Judicial pretrials are similar to Crown resolution meetings, the difference being that they are held before a judge in the judge’s Chambers or in another room in the courthouse. If you do not have a lawyer, the judicial pretrial will be held in the courtroom. Judicial pretrials are meant for:
Note that the judge will not be the trial judge. After the judicial pretrials, the judge will issue trial management directions and orders to proceed more efficiently.
Judicial pretrials assist the court to decide how to proceed with the trial, and to shorten the trial by reducing the complexity and number of issues to be discussed. You could also apply for a judicial pretrial to force or encourage plea negotiations, or if there is disclosure you are missing. The issues addressed by judicial pretrials are:

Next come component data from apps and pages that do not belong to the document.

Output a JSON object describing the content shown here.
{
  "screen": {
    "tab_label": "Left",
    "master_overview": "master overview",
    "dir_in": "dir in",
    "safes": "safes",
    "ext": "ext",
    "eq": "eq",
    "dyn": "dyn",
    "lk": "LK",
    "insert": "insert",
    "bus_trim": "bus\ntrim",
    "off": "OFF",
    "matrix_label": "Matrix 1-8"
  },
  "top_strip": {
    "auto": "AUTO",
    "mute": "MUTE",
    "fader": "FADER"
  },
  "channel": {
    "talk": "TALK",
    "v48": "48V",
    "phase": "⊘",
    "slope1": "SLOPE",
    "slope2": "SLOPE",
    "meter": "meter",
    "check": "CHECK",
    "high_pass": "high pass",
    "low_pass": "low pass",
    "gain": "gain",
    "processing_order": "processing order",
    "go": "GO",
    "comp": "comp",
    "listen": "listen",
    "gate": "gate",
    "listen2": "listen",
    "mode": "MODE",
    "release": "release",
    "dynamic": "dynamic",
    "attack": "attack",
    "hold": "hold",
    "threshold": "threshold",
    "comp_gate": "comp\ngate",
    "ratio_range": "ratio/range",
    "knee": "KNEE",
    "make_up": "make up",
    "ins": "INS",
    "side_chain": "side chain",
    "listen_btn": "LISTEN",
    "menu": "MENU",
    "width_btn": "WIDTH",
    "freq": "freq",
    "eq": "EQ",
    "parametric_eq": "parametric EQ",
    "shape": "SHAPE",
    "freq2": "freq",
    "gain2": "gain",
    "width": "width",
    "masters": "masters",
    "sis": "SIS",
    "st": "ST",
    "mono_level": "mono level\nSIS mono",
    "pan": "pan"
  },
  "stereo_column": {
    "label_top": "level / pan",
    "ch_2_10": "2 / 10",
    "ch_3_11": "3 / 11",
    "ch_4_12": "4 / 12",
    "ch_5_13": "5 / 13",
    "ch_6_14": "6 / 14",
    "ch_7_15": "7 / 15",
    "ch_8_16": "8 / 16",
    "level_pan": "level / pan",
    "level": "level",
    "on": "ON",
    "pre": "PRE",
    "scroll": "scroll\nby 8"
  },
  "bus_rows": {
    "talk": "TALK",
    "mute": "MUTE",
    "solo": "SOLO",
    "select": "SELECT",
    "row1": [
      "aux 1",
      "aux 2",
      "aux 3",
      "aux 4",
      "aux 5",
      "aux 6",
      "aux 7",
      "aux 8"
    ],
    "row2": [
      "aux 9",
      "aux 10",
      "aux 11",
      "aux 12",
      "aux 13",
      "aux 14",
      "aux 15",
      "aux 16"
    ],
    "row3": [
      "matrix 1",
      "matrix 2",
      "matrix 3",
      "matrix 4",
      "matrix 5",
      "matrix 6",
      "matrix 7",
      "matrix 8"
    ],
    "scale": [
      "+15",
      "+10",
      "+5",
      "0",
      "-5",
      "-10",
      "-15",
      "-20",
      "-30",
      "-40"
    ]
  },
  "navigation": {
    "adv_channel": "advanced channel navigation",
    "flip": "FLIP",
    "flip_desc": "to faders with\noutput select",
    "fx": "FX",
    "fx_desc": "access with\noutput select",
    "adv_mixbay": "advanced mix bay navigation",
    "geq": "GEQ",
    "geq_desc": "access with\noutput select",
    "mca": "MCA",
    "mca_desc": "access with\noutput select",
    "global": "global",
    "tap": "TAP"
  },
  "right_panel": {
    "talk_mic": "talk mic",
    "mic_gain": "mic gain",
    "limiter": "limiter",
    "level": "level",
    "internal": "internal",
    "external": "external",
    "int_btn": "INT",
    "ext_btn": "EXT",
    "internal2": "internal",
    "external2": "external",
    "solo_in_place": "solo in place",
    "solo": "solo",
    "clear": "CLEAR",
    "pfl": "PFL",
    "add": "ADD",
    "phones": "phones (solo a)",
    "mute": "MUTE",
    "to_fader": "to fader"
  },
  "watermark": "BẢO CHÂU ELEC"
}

It is required that the parties attending the judicial pretrial have authority to make final decisions on such matters as disclosure, the number of witnesses each party intends to bring, Charter and other applications to be brought at trial, admissions, anticipated legal issues, and resolution of the matter.
The judicial pretrial comes after the Crown pretrial. Once the Crown pretrial is over, the accused or the Crown can ask for the judicial pretrial.
Before scheduling a judicial pretrial, it is expected that both parties will have met to discuss the case. Judicial pretrials are scheduled for full days and a minimum of 20 minutes, depending on the type of case.
Judicial pretrials are held between the accused (or his/her lawyer), the Crown, and the judge. The setting can be intimidating if you do not have legal experience. In most cases, you will require the duty counsel to assist you if you do not have a lawyer because of the complexity involved.
The judicial pretrial is a very important step in the trial since it lays the foundation for the trial. If not handled by an expert, there are such risks as the case being hurried in such a way that you will not be able to properly defend yourself.
Possible outcomes of a judicial pretrial are the adjournment of the case to a later date, setting a date for the trial, setting a date for a preliminary inquiry, or entering a guilty plea. It is difficult for an untrained person to make an informed decision. At the Costa Law Firm, we will weigh the merits and the demerits of your case after the pretrial process, the preliminary inquiry, and other court processes, and advise you on the best course of action.
For more information on judicial pretrials, feel free to call us on 416-535-6329.